Medication: over-the-counter pain relievers, prescription medication such as antidepressants, anti-seizures, and opioids
Physical therapy, gentle stretching, yoga, or functional mobility training
Decompression procedure: This treatment option is specifically for lumbar spinal stenosis patients and those with thickened ligaments. This procedure removes a portion of the thickened ligaments in the back of the spinal column to increase the spinal canal space and remove nerve root impingement.
Surgery: Several surgical options for spinal stenosis include a laminectomy, laminotomy, laminoplasty, minimally invasive bone or lamina surgeries, spinal fusion
Maintaining a healthy weight can help reduce pain caused by spinal stenosis, and using a cane or walker can provide stability and relieve pain when walking.
Symptoms of spinal stenosis vary depending on what type of spinal stenosis you have.
Cervical spinal stenosis symptoms:
Numbness or tingling in hands, arms, feet, or legs
Weakness in hands, arm, feet, or legs
Difficulties walking or balancing
Decreased mobility and functionality in your hands
Impaired ability to do daily tasks with hands, such as writing, zipping zippers, or buttoning shirts
Lumbar spinal stenosis symptoms:
Numbness or tingling in legs or feet
Weakness in legs or feet
Pain in the lower back
Heavy feeling in legs
Pain, cramping, or difficulty walking or standing for prolonged periods of times
Some living with lumbar spinal stenosis will experience abnormal functioning in their bowels or bladder and loss of sexual functioning.
Before visiting your healthcare providers, document any signs and symptoms of spinal stenosis – especially their duration, frequency, and severity. Some symptoms of spinal stenosis overlap with other medical conditions, so proper documentation of all your symptoms can help your medical professional eliminate other causes of your back pain.
Before conducting a physical exam, your medical professional will ask about your medical history and familial history of spinal issues and rheumatological disorders. During the physical examination, your doctor will examine the range of motion in your spine and neck, check your spine for tenderness and any deformities. They likely will check your balance, walking, and strength in your extremities.
Your healthcare provider may order diagnostic tests, such as:
CT scan or myelogram
Your doctor may refer you to a specialist for further diagnostic tests and treatment.
The types of spinal stenosis are categorized by their spinal location, and you can live with more than one type of spinal stenosis. The two most common types of this condition are:
Cervical stenosis – affects your cervical spine and neck
Lumbar stenosis – occurs in your lower back
Other types of spinal stenosis include:
Thoracic stenosis – affects your middle pack
Foraminal stenosis – occurs in the small openings where nerve roots exit the spinal column
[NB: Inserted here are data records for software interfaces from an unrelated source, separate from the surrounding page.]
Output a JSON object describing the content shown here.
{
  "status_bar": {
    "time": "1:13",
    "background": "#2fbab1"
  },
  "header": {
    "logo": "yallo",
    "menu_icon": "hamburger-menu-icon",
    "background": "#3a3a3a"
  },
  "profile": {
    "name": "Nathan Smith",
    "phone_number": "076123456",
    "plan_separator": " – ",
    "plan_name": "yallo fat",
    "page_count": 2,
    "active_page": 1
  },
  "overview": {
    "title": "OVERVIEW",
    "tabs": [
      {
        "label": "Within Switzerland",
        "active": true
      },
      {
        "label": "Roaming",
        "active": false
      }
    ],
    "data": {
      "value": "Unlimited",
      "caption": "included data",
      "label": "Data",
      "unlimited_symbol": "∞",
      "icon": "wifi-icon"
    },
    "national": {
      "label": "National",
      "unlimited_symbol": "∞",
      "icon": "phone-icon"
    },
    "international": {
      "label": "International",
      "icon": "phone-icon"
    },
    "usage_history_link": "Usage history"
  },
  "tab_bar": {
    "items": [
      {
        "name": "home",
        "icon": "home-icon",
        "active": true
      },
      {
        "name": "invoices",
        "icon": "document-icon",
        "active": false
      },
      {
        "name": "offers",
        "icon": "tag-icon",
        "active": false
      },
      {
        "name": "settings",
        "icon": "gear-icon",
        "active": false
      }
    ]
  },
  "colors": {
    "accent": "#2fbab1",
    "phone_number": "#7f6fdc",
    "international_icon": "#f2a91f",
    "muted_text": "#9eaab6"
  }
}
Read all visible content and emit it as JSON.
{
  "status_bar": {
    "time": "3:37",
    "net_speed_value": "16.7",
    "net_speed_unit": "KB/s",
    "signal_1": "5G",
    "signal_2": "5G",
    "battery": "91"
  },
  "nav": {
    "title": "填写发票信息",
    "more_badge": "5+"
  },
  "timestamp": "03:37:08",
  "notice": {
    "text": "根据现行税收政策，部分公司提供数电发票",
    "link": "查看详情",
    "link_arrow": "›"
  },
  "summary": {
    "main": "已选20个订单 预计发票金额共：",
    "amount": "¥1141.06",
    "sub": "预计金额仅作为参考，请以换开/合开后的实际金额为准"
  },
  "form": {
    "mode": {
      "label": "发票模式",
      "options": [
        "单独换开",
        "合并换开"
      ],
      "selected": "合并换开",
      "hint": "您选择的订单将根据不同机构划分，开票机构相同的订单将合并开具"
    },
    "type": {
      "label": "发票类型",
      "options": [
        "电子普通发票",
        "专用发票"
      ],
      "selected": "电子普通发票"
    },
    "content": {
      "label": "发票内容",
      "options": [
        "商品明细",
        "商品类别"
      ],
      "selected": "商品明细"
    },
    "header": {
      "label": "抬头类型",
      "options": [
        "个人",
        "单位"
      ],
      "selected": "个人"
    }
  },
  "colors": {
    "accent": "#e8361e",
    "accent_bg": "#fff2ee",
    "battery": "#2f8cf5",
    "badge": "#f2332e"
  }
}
Lateral recess stenosis – occurs at the back of the spinal canal where nerve roots initially branch out
Central canal stenosis – affects the main spinal canal that houses and protects the spinal cord
Causes of spinal stenosis include:
Bulging or herniated disks
Calcified spinal ligaments
Congenital spinal stenosis – being born with a small spinal canal